Frozen pipes

Repair help for the do-it-yourselfer.
For mobile home parts, click here.

Moderators: Greg, Mark, mhrAJ333, JD

Locked
archive
Posts: 1054
Joined: Sun Feb 18, 2007 3:24 pm

Frozen pipes

Post by archive » Thu Feb 22, 2007 2:52 pm

I know, this is old hat for most of you, but my furnace stopped runnning during this very cold weather and my pipes froze under the trailer. The main has heat tape and was OK but the lines (polybutalene) in the underbelly must have gotten very cold, some froze and split and we had a big flood. On the north end they also froze but have not split yet. I am heating with a wood stove which keeps most of the house pretty warm except the back rooms. My questions is since the furnace was not working but my house was heated, is this to be expected that the pipes would freeze or is there something wrong with my insulation and unerbelly? This is the first year I've had trouble but it's also the first time I had the heat off during such very cold temps. We redid some of the underbelly this fall and in one of these areas this is where the pipes split.

Thank you all for your help!


archive
Posts: 1054
Joined: Sun Feb 18, 2007 3:24 pm

Post by archive » Thu Feb 22, 2007 2:53 pm

In most mobile homes it's the heat radiating from your heating ducts running under the floor (next to your water pipes) that keep the pipes from freezing. If you're only heating the living quarters with a wood stove, none of that heat is getting into your sub-floor where the pipes are run. Without that, the sub-floor doesn't get much warmer than the belly and your pipes are bound to freeze in these single-digit temperatures. Insulation alone is not sufficient to prevent that.

archive
Posts: 1054
Joined: Sun Feb 18, 2007 3:24 pm

Post by archive » Thu Feb 22, 2007 2:53 pm

Laurann, We have the same situation in our home since we also use alternitive heat. I only run the furnace in extreem cold just to keep the pipes warm.
One alternative may be to run the pipes inside the home. I have seen people build a box that runs along the the bottom of the wall. Greg

archive
Posts: 1054
Joined: Sun Feb 18, 2007 3:24 pm

Post by archive » Thu Feb 22, 2007 2:54 pm

Hi,

Just another 2 cents here...

In extreme cold also open your lower cabinet doors to allow the heat to get in there as well. You can also run the fan on the furnace to help circulate the warm air into the ducts.

Sorry I did not see what area you reside in, but during extremely cold temps it is always best to run your homes furnace.

As Robert pointed out in another thread, you folks that live in the extremely cold areas should not let the water "drip" during the night, let a small stream of water run.

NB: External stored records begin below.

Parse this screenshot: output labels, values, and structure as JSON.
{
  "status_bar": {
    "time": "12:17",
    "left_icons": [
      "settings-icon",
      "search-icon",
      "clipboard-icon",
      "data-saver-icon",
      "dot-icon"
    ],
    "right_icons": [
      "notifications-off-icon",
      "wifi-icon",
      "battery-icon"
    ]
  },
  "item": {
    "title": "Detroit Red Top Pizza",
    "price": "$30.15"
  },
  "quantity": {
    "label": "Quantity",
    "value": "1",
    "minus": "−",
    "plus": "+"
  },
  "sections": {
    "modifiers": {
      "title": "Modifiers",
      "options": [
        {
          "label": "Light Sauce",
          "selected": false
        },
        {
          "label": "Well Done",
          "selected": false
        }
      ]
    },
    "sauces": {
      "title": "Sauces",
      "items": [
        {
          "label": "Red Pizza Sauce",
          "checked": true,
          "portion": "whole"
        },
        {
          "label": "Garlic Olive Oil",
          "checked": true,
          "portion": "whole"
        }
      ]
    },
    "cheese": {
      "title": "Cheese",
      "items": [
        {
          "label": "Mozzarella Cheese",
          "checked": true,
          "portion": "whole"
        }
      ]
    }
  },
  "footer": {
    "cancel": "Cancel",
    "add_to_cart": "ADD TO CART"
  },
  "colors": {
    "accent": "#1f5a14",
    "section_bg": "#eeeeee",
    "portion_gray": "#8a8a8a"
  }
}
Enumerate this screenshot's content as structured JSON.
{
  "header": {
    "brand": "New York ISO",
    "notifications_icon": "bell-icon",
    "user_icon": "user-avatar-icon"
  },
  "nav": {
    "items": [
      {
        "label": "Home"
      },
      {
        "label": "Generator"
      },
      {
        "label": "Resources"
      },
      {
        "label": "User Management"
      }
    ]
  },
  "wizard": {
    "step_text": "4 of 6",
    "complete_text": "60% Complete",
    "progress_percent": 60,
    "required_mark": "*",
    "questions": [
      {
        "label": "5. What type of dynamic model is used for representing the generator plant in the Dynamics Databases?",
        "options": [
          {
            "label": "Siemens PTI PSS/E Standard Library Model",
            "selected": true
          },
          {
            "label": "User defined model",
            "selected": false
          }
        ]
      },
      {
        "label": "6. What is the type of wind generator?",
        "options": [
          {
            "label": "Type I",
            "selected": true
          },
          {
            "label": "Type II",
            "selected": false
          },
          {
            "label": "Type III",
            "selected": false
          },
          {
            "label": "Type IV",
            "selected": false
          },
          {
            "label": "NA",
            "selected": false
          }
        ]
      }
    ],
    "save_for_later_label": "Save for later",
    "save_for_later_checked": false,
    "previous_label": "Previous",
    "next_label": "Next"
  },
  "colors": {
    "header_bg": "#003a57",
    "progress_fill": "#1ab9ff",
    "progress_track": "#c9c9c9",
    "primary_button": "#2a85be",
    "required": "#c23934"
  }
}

I believe there is an informative article for this in the "Articles" link above.

Stay warm,

~Yanita~

archive
Posts: 1054
Joined: Sun Feb 18, 2007 3:24 pm

Post by archive » Thu Feb 22, 2007 2:54 pm

i live in north iowa and found that using pex piping is very easy and fast and run it inside along the floor by outside wall i hooked washer,tub/shower toliet sink and ran 25 ' to front kitchen sink all in an hour and a half and i didnt know anything about pex or plumbing


archive
Posts: 1054
Joined: Sun Feb 18, 2007 3:24 pm

Post by archive » Thu Feb 22, 2007 2:54 pm

Hi,

If heating your home with a wood stove is your primary heat source this would be the best option for you...run all water lines inside the home, and encase them in a box type structure so they do not get damaged.

Happy Valentines!

~Yanita~

Locked